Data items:
-------------------------
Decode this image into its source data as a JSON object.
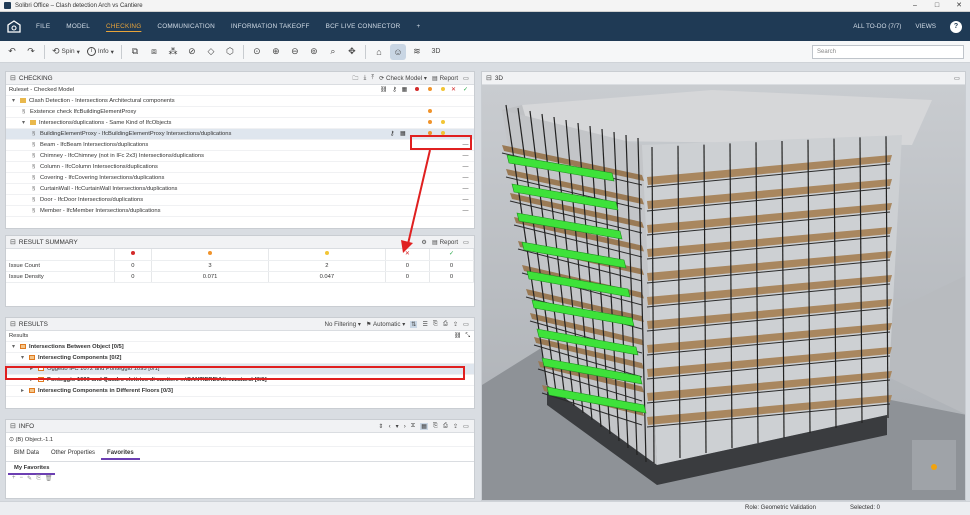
{
  "window": {
    "title": "Solibri Office – Clash detection Arch vs Cantiere",
    "min": "–",
    "max": "□",
    "close": "✕"
  },
  "menu": {
    "items": [
      "FILE",
      "MODEL",
      "CHECKING",
      "COMMUNICATION",
      "INFORMATION TAKEOFF",
      "BCF LIVE CONNECTOR",
      "+"
    ],
    "active_index": 2,
    "right": {
      "todo": "ALL TO-DO (7/7)",
      "views": "VIEWS",
      "help": "?"
    }
  },
  "toolbar": {
    "spin_label": "Spin",
    "info_label": "Info",
    "search_placeholder": "Search"
  },
  "checking": {
    "title": "CHECKING",
    "check_model_label": "Check Model",
    "report_label": "Report",
    "ruleset_label": "Ruleset - Checked Model",
    "rows": [
      {
        "indent": 0,
        "caret": "▾",
        "text": "Clash Detection - Intersections Architectural components",
        "marks": []
      },
      {
        "indent": 1,
        "caret": "",
        "text": "Existence check IfcBuildingElementProxy",
        "marks": [
          "orange"
        ]
      },
      {
        "indent": 1,
        "caret": "▾",
        "text": "Intersections/duplications - Same Kind of IfcObjects",
        "marks": [
          "orange",
          "yellow"
        ]
      },
      {
        "indent": 2,
        "caret": "",
        "text": "BuildingElementProxy - IfcBuildingElementProxy Intersections/duplications",
        "marks": [
          "orange",
          "yellow"
        ],
        "selected": true
      },
      {
        "indent": 2,
        "caret": "",
        "text": "Beam - IfcBeam Intersections/duplications",
        "marks": [
          "dash"
        ]
      },
      {
        "indent": 2,
        "caret": "",
        "text": "Chimney - IfcChimney (not in IFc 2x3) Intersections/duplications",
        "marks": [
          "dash"
        ]
      },
      {
        "indent": 2,
        "caret": "",
        "text": "Column - IfcColumn Intersections/duplications",
        "marks": [
          "dash"
        ]
      },
      {
        "indent": 2,
        "caret": "",
        "text": "Covering - IfcCovering Intersections/duplications",
        "marks": [
          "dash"
        ]
      },
      {
        "indent": 2,
        "caret": "",
        "text": "CurtainWall - IfcCurtainWall Intersections/duplications",
        "marks": [
          "dash"
        ]
      },
      {
        "indent": 2,
        "caret": "",
        "text": "Door - IfcDoor Intersections/duplications",
        "marks": [
          "dash"
        ]
      },
      {
        "indent": 2,
        "caret": "",
        "text": "Member - IfcMember Intersections/duplications",
        "marks": [
          "dash"
        ]
      }
    ]
  },
  "result_summary": {
    "title": "RESULT SUMMARY",
    "report_label": "Report",
    "rows": [
      {
        "label": "Issue Count",
        "values": [
          "0",
          "3",
          "2",
          "0",
          "0"
        ]
      },
      {
        "label": "Issue Density",
        "values": [
          "0",
          "0.071",
          "0.047",
          "0",
          "0"
        ]
      }
    ]
  },
  "results": {
    "title": "RESULTS",
    "filter_label": "No Filtering",
    "automatic_label": "Automatic",
    "header": "Results",
    "rows": [
      {
        "indent": 0,
        "caret": "▾",
        "text": "Intersections Between Object [0/5]",
        "bold": true
      },
      {
        "indent": 1,
        "caret": "▾",
        "text": "Intersecting Components [0/2]",
        "bold": true
      },
      {
        "indent": 2,
        "caret": "▸",
        "text": "Oggetto IFC 1072 and Ponteggio 1095 [0/1]",
        "bold": false,
        "selected": true
      },
      {
        "indent": 2,
        "caret": "▸",
        "text": "Ponteggio 1090 and Quadro elettrico di cantiere ...\\CANTIERE\\Attrezzatura\\ [0/1]",
        "bold": true
      },
      {
        "indent": 1,
        "caret": "▸",
        "text": "Intersecting Components in Different Floors [0/3]",
        "bold": true
      }
    ]
  },
  "info": {
    "title": "INFO",
    "object": "(B) Object.-1.1",
    "tabs": [
      "BIM Data",
      "Other Properties",
      "Favorites"
    ],
    "active_tab": 2,
    "subtab": "My Favorites"
  },
  "view3d": {
    "title": "3D"
  },
  "status": {
    "role": "Role: Geometric Validation",
    "selected": "Selected: 0"
  },
  "colors": {
    "menubar": "#1f3a55",
    "accent": "#e8a43a",
    "highlight": "#e02020",
    "clash_green": "#3ee23a",
    "red": "#d32a2a",
    "orange": "#f0932b",
    "yellow": "#f2c535"
  }
}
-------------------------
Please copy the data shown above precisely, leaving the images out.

Decode this image into its source data as a JSON object.
{
  "window": {
    "title": "Solibri Office – Clash detection Arch vs Cantiere",
    "min": "–",
    "max": "□",
    "close": "✕"
  },
  "menu": {
    "items": [
      "FILE",
      "MODEL",
      "CHECKING",
      "COMMUNICATION",
      "INFORMATION TAKEOFF",
      "BCF LIVE CONNECTOR",
      "+"
    ],
    "active_index": 2,
    "right": {
      "todo": "ALL TO-DO (7/7)",
      "views": "VIEWS",
      "help": "?"
    }
  },
  "toolbar": {
    "spin_label": "Spin",
    "info_label": "Info",
    "search_placeholder": "Search"
  },
  "checking": {
    "title": "CHECKING",
    "check_model_label": "Check Model",
    "report_label": "Report",
    "ruleset_label": "Ruleset - Checked Model",
    "rows": [
      {
        "indent": 0,
        "caret": "▾",
        "text": "Clash Detection - Intersections Architectural components",
        "marks": []
      },
      {
        "indent": 1,
        "caret": "",
        "text": "Existence check IfcBuildingElementProxy",
        "marks": [
          "orange"
        ]
      },
      {
        "indent": 1,
        "caret": "▾",
        "text": "Intersections/duplications - Same Kind of IfcObjects",
        "marks": [
          "orange",
          "yellow"
        ]
      },
      {
        "indent": 2,
        "caret": "",
        "text": "BuildingElementProxy - IfcBuildingElementProxy Intersections/duplications",
        "marks": [
          "orange",
          "yellow"
        ],
        "selected": true
      },
      {
        "indent": 2,
        "caret": "",
        "text": "Beam - IfcBeam Intersections/duplications",
        "marks": [
          "dash"
        ]
      },
      {
        "indent": 2,
        "caret": "",
        "text": "Chimney - IfcChimney (not in IFc 2x3) Intersections/duplications",
        "marks": [
          "dash"
        ]
      },
      {
        "indent": 2,
        "caret": "",
        "text": "Column - IfcColumn Intersections/duplications",
        "marks": [
          "dash"
        ]
      },
      {
        "indent": 2,
        "caret": "",
        "text": "Covering - IfcCovering Intersections/duplications",
        "marks": [
          "dash"
        ]
      },
      {
        "indent": 2,
        "caret": "",
        "text": "CurtainWall - IfcCurtainWall Intersections/duplications",
        "marks": [
          "dash"
        ]
      },
      {
        "indent": 2,
        "caret": "",
        "text": "Door - IfcDoor Intersections/duplications",
        "marks": [
          "dash"
        ]
      },
      {
        "indent": 2,
        "caret": "",
        "text": "Member - IfcMember Intersections/duplications",
        "marks": [
          "dash"
        ]
      }
    ]
  },
  "result_summary": {
    "title": "RESULT SUMMARY",
    "report_label": "Report",
    "rows": [
      {
        "label": "Issue Count",
        "values": [
          "0",
          "3",
          "2",
          "0",
          "0"
        ]
      },
      {
        "label": "Issue Density",
        "values": [
          "0",
          "0.071",
          "0.047",
          "0",
          "0"
        ]
      }
    ]
  },
  "results": {
    "title": "RESULTS",
    "filter_label": "No Filtering",
    "automatic_label": "Automatic",
    "header": "Results",
    "rows": [
      {
        "indent": 0,
        "caret": "▾",
        "text": "Intersections Between Object [0/5]",
        "bold": true
      },
      {
        "indent": 1,
        "caret": "▾",
        "text": "Intersecting Components [0/2]",
        "bold": true
      },
      {
        "indent": 2,
        "caret": "▸",
        "text": "Oggetto IFC 1072 and Ponteggio 1095 [0/1]",
        "bold": false,
        "selected": true
      },
      {
        "indent": 2,
        "caret": "▸",
        "text": "Ponteggio 1090 and Quadro elettrico di cantiere ...\\CANTIERE\\Attrezzatura\\ [0/1]",
        "bold": true
      },
      {
        "indent": 1,
        "caret": "▸",
        "text": "Intersecting Components in Different Floors [0/3]",
        "bold": true
      }
    ]
  },
  "info": {
    "title": "INFO",
    "object": "(B) Object.-1.1",
    "tabs": [
      "BIM Data",
      "Other Properties",
      "Favorites"
    ],
    "active_tab": 2,
    "subtab": "My Favorites"
  },
  "view3d": {
    "title": "3D"
  },
  "status": {
    "role": "Role: Geometric Validation",
    "selected": "Selected: 0"
  },
  "colors": {
    "menubar": "#1f3a55",
    "accent": "#e8a43a",
    "highlight": "#e02020",
    "clash_green": "#3ee23a",
    "red": "#d32a2a",
    "orange": "#f0932b",
    "yellow": "#f2c535"
  }
}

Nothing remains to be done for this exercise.